4. Interagency collaboration – An ESSHI Interagency Workgroup is the established policy body overseeing program implementation. The Workgroup includes representatives from eight State agencies including: Department of Health (DOH) which includes the AIDS Institute; Homes and Community Renewal (HCR); Office of Alcoholism and Substance Abuse Services (OASAS); Office of Children and Family Services (OCFS); Office of Mental Health (OMH); Office for the Prevention of Domestic Violence (OPDV); Office of Temporary and Disability Assistance (OTDA); and Office for People with Developmental Disabilities (OPWDD). Decision-making is structured so that the human services agencies work in sync with the capital funders to ensure the integrity of the model.
5. Expanded Populations Served – ESSHI allows providers to serve one or more of eleven different populations. In addition to chronically homeless individuals and families, as well as people with mental health, substance abuse or HIV/AIDS, and at-risk youth, ESSHI also provides funding to serve people re-entering the community from incarceration or juvenile justice placement, victims/survivors of domestic violence, frail elderly and people with intellectual and developmental disabilities.
The first ESSHI Units opened in November of 2016. Finger Lakes Area Counseling & Recovery Agency opened eight units of permanent supportive housing in rural upstate New York targeted to people with substance use disorders.
| What's New
The Corporation for Supportive Housing (CSH) was founded in 1991 by Julie Sandorf and is now led by Deborah De Santis. Watch the video above to learn more!| What's New

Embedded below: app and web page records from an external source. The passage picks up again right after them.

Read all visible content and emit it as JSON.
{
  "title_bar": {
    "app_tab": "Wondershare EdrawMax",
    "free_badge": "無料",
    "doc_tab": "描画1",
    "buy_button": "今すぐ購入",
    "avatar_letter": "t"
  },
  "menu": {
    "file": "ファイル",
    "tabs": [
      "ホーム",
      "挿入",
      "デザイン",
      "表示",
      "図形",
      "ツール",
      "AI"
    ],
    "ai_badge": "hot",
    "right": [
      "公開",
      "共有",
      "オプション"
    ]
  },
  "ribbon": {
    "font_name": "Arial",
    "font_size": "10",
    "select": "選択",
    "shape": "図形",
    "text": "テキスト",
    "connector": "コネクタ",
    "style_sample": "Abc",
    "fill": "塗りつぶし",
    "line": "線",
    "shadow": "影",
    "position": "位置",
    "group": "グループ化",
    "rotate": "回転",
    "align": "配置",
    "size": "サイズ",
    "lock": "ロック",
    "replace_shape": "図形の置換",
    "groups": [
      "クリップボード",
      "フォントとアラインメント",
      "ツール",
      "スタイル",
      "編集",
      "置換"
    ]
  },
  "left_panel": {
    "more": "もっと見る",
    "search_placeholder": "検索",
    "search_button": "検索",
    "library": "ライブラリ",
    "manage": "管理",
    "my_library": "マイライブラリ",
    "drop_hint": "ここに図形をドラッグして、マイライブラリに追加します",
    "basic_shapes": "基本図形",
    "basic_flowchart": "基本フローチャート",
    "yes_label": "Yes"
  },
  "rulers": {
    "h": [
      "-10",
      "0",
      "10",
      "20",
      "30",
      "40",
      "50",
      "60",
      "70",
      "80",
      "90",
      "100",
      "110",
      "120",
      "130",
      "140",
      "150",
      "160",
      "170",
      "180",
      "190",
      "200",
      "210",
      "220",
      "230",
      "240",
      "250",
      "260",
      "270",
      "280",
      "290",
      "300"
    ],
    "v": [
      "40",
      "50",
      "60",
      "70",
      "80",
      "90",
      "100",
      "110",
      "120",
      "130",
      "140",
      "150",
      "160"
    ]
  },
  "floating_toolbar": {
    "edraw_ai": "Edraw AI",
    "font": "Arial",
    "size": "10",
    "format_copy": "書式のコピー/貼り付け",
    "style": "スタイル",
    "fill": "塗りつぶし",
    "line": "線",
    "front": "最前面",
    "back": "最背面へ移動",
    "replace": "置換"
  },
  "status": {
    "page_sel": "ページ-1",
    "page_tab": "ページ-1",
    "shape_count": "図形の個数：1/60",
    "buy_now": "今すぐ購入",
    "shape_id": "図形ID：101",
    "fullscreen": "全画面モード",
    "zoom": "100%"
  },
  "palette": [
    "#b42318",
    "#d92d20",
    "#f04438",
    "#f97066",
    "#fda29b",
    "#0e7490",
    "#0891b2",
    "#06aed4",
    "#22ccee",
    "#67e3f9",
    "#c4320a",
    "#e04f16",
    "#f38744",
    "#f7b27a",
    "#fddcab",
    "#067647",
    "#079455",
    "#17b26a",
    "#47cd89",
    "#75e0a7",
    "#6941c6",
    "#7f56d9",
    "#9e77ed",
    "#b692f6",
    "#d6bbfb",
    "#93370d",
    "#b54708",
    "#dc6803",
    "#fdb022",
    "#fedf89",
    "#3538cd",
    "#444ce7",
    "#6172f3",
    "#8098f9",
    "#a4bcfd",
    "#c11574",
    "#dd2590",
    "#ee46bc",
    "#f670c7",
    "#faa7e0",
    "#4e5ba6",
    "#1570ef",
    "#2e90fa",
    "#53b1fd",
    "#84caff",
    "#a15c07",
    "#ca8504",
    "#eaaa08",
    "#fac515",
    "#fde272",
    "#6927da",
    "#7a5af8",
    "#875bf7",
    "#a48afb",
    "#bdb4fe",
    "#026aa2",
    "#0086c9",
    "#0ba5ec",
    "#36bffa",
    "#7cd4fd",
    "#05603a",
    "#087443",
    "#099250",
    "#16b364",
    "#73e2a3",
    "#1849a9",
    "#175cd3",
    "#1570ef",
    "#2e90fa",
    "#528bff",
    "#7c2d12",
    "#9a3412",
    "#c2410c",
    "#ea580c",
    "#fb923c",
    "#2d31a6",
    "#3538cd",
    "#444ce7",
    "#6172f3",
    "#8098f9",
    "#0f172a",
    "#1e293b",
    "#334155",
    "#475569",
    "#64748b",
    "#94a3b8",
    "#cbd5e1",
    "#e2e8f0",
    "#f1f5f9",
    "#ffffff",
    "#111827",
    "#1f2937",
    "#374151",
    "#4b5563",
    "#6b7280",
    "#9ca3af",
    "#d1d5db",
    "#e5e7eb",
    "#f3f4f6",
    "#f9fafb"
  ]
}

The Network and its members have been at the table for many of the important advances in New York supportive housing. Watch the video above to see many of the pivotal wins advanced by the supportive housing community in New York.| What's New